Among the entries below, please show each line that carries the word "this".

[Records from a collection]
......

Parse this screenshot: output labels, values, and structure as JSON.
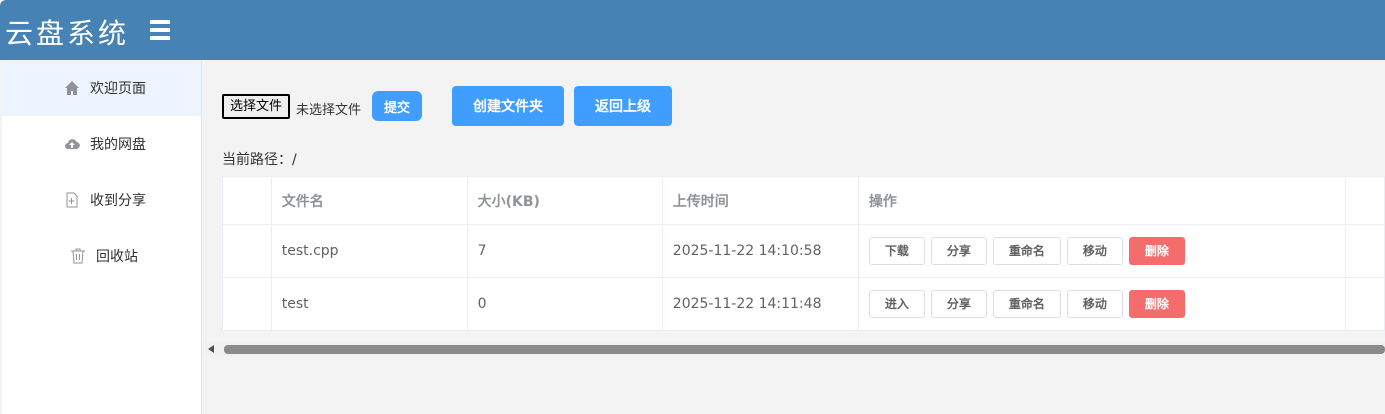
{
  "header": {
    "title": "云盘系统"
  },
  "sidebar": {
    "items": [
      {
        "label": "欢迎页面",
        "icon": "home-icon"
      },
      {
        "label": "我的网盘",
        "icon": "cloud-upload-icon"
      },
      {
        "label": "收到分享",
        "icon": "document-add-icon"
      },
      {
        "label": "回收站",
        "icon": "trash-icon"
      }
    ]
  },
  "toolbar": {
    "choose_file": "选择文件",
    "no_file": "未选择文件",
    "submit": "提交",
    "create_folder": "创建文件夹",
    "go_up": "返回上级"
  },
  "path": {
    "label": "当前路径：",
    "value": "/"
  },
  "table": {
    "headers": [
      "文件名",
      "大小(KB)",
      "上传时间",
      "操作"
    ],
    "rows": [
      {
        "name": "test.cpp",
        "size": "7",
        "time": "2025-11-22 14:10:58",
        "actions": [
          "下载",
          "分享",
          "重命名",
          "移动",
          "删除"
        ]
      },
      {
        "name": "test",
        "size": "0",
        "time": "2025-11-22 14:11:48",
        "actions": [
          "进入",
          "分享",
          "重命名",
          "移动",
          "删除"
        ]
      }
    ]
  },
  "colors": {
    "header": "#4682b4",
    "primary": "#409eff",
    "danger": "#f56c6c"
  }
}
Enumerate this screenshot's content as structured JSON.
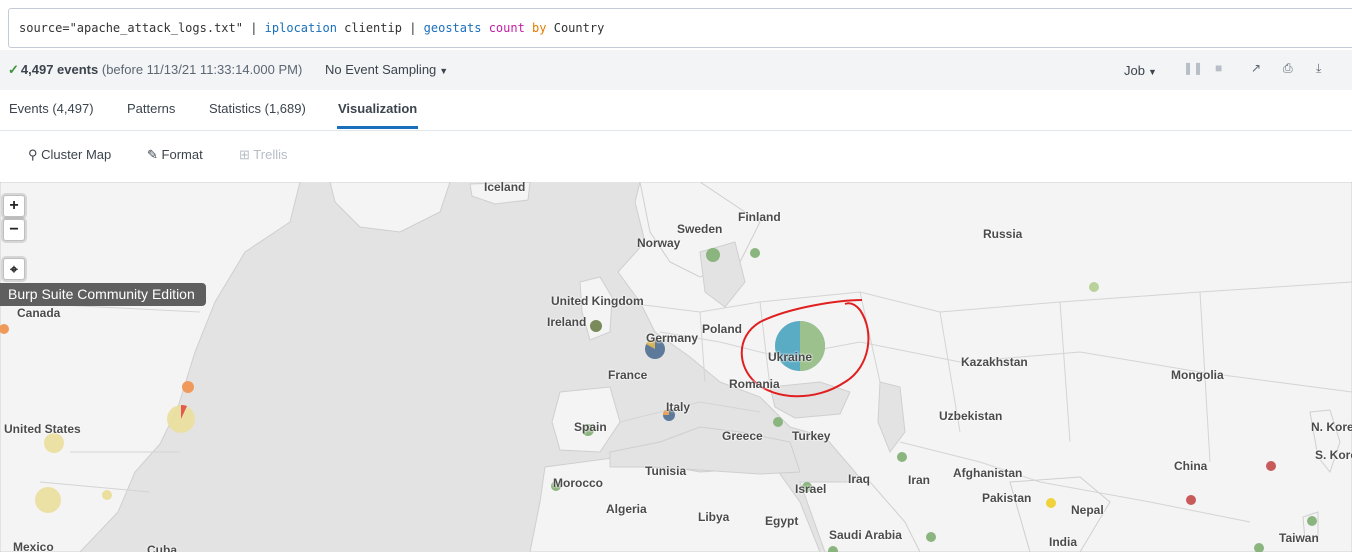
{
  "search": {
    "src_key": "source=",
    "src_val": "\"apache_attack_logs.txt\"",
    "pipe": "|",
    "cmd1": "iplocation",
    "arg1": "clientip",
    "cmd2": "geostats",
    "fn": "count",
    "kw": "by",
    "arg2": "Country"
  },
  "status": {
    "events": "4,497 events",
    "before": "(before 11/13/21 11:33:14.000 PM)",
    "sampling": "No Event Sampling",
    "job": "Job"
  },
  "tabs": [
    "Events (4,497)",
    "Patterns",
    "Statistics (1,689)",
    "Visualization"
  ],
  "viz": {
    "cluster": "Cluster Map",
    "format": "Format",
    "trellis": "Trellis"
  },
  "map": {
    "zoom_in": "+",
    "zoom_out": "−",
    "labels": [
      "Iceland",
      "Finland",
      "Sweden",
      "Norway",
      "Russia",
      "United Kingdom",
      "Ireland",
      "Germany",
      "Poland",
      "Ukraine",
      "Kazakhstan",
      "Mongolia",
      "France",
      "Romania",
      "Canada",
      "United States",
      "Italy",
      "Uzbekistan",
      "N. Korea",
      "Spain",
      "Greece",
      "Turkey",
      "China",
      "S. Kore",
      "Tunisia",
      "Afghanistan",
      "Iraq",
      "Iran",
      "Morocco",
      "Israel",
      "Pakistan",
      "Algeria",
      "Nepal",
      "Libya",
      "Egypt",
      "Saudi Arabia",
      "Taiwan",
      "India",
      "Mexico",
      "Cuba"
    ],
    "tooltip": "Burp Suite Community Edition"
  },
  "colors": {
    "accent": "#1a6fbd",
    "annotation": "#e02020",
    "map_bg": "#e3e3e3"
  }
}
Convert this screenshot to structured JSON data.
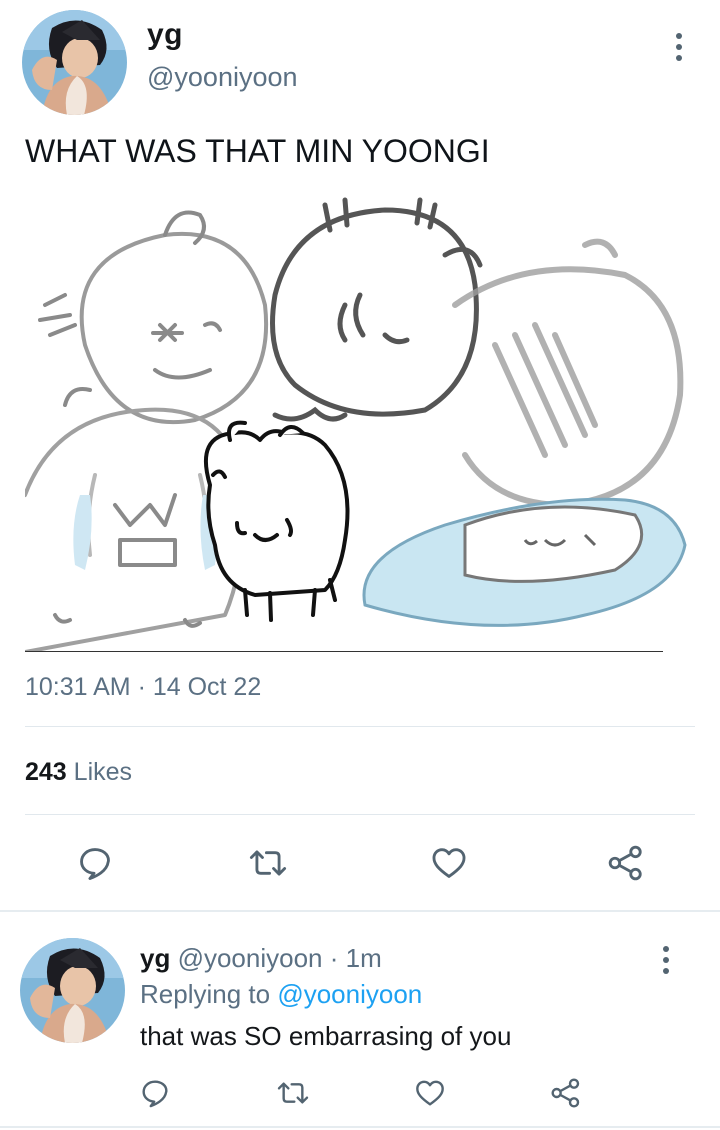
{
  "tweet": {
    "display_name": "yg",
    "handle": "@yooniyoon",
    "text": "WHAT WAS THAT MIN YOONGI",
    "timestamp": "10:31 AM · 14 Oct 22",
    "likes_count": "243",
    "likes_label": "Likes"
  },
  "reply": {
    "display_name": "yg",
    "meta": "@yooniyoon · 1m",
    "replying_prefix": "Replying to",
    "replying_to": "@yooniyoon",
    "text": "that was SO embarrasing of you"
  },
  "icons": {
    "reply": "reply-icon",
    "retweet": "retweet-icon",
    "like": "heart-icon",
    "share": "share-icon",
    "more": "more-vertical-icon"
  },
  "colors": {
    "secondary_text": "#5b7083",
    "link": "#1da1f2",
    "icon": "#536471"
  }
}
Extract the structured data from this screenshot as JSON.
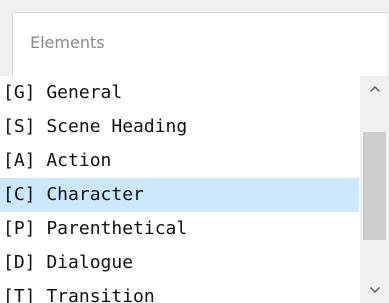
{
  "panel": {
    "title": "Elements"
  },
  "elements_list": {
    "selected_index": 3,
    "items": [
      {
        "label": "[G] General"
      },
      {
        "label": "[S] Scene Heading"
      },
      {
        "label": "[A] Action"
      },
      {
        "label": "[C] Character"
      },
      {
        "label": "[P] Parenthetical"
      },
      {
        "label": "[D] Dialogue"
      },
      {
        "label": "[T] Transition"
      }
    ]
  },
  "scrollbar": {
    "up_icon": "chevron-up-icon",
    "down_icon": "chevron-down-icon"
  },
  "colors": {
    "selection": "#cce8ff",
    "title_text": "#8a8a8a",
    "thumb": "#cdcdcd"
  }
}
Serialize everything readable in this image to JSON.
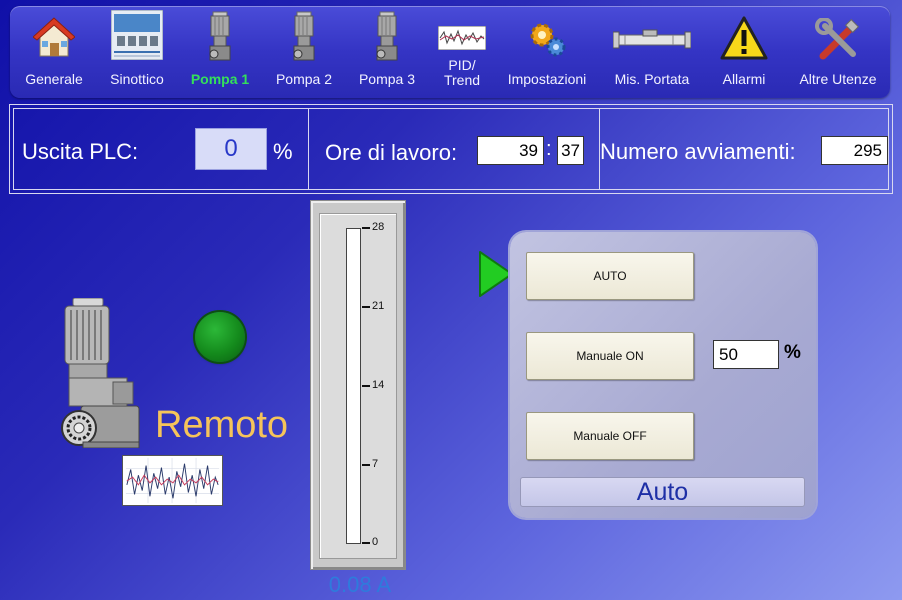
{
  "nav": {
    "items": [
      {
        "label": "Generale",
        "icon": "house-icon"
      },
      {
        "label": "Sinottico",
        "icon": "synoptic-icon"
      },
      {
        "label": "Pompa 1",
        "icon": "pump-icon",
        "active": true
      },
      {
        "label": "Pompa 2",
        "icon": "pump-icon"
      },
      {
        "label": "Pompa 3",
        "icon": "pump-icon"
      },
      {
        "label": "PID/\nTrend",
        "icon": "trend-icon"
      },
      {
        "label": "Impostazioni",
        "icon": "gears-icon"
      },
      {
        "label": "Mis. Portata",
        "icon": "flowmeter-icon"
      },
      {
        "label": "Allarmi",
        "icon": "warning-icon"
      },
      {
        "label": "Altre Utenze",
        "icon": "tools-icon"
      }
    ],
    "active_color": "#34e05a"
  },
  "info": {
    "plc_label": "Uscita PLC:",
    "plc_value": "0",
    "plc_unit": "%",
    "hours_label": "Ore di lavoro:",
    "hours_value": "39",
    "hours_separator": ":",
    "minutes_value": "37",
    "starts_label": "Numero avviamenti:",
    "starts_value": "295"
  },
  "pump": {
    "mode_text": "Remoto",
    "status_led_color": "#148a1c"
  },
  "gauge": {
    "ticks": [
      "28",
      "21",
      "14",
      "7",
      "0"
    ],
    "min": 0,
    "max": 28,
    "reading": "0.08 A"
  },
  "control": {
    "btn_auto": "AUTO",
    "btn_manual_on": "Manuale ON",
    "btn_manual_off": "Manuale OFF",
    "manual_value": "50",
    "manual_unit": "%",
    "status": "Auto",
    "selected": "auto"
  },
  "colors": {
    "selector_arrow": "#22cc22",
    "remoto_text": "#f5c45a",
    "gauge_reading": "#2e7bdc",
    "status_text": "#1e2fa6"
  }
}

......

- _Task answer_
Parse this screenshot: output labels, values, and structure as JSON.
Enumerate this screenshot's content as structured JSON.
Convert this screenshot to structured JSON data.
Extract the structured data from this screenshot as JSON.
Serialize everything readable in this image to JSON.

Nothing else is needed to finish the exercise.